  2. Add onions & garlic, stirring frequently until fragrant (about 1 minute) then add in all veggies along with spice mix and stir fry until lightly cooked but still vibrant in colour. Note: if using a light wilty green like spinach, add it LAST after all the other veggies have softened.
  3. Crumble in tofu into the skillet & incorporate into the veggie mix. Keep the size of the pieces small. Approximately the shape & size of scrambled eggs!
  4. Add about 1/4 cup salsa + 2 tbsp water. If using, add boullion + an additional 2 tbsp water. Reduce heat to medium low and simmer, stirring often, until liquid has absorbed.
  5. Lay out corn tortillas on a foil lined baking sheet. Top with a layer of vegan cheese, some tofu scramble, more cheese if desired and a little salsa. Broil the corners of the tortillas are browned & crispy and your cheese has melted. Finish by topping off with additional salsa, avocado slices & lime juice. If using pre-made tostadas, skip the broiling stage – just layer cheese, scram & toppings then serve!
**How the heck to press tofu? Wrap it up in 2 layers of paper towel, place a cutting board & a heavy object like a book on top. Let it sit for as long as time allows (5-10 min). If you’re in a hurry like I always am, just use the cutting board & push down with all your might!
So long, Island life! I’ll miss you when I’m gone!

Mussels of a Different Sort

The first time I ever ate a mussel I was at a Movenpick restaurant with my parents. I was a pretty adventurous eater for a 10 year old, but even I was skeptical at first of the dark shelled, black tounged, revolting looking creatures in front of me. But once I tasted one, I was absolutely hooked (not a pun cuz technically mussels aren’t hooked, come on now). I must have eaten 3 whole bowls of the things…at the cost of my obliging parents. Belated thanks, guys!

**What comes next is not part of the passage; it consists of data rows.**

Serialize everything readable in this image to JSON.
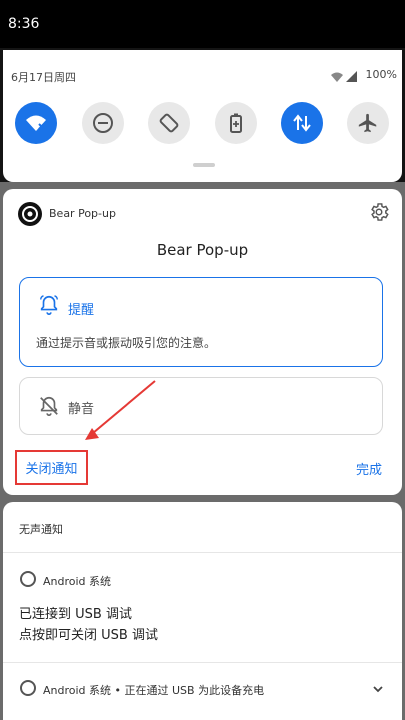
{
  "status_bar": {
    "time": "8:36"
  },
  "quick_settings": {
    "date": "6月17日周四",
    "battery": "100%",
    "tiles": [
      {
        "name": "wifi",
        "state": "on"
      },
      {
        "name": "do-not-disturb",
        "state": "off"
      },
      {
        "name": "auto-rotate",
        "state": "off"
      },
      {
        "name": "battery-saver",
        "state": "off"
      },
      {
        "name": "mobile-data",
        "state": "on"
      },
      {
        "name": "airplane-mode",
        "state": "off"
      }
    ]
  },
  "notification_settings": {
    "app_name": "Bear Pop-up",
    "title": "Bear Pop-up",
    "alert_option": {
      "label": "提醒",
      "description": "通过提示音或振动吸引您的注意。"
    },
    "silent_option": {
      "label": "静音"
    },
    "close_label": "关闭通知",
    "done_label": "完成"
  },
  "silent_section": {
    "header": "无声通知",
    "notifications": [
      {
        "app": "Android 系统",
        "line1": "已连接到 USB 调试",
        "line2": "点按即可关闭 USB 调试"
      },
      {
        "summary": "Android 系统 • 正在通过 USB 为此设备充电"
      }
    ]
  },
  "colors": {
    "accent": "#1a73e8",
    "highlight": "#e53935"
  }
}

The only thing better than the first time I ate a mussel, was the first time I ate a PEI mussel. They are impressive in size alone, but the flavour is what really sets them apart. My favourite preparation is the no frills version they serve at the Lighthouse restaurant near West Point beach. Here’s my interpretation.

PEI Style Steamed Mussels:

1. In a large pot with a tight fitting lid, add 1- 2 cm of water.
2. Discard any broken or open mussels.
3. Bring water to boil along with: 

  • 1/4 cup white wine
  • 1 onion, coarsely chopped
  • 1 celery stalk, chopped
  • 1 clove garlic, minced
  • 1 large tomato, diced

4. Once the broth has reached a boil add mussels immediately.
5. Steam until mussels open, 3-5 minutes.
6. Serve as is, with some bread for dipping. 

Hot Tip: Ditch the fork & use the mussel shell as a utensil. Not at all hip, but totally fun to do. Swearsies.

Am I the only one who has a passion for these bottomfeeders? Give ’em a try & tell me whatcha think!

Feelin Fab

Check out my cameo in Fab Magazine (a gossip rag for gay toronto scenesters) here.

Okay fine Toronto. I miss you. Geez, did you have to make me say it?

Malpeque Bay

Catch of the day, today.

The illustrious Malpeque Oyster shucked fresh to order at small family owned oyster bar right on the Bay.

This is Local Foodie Kryptonite.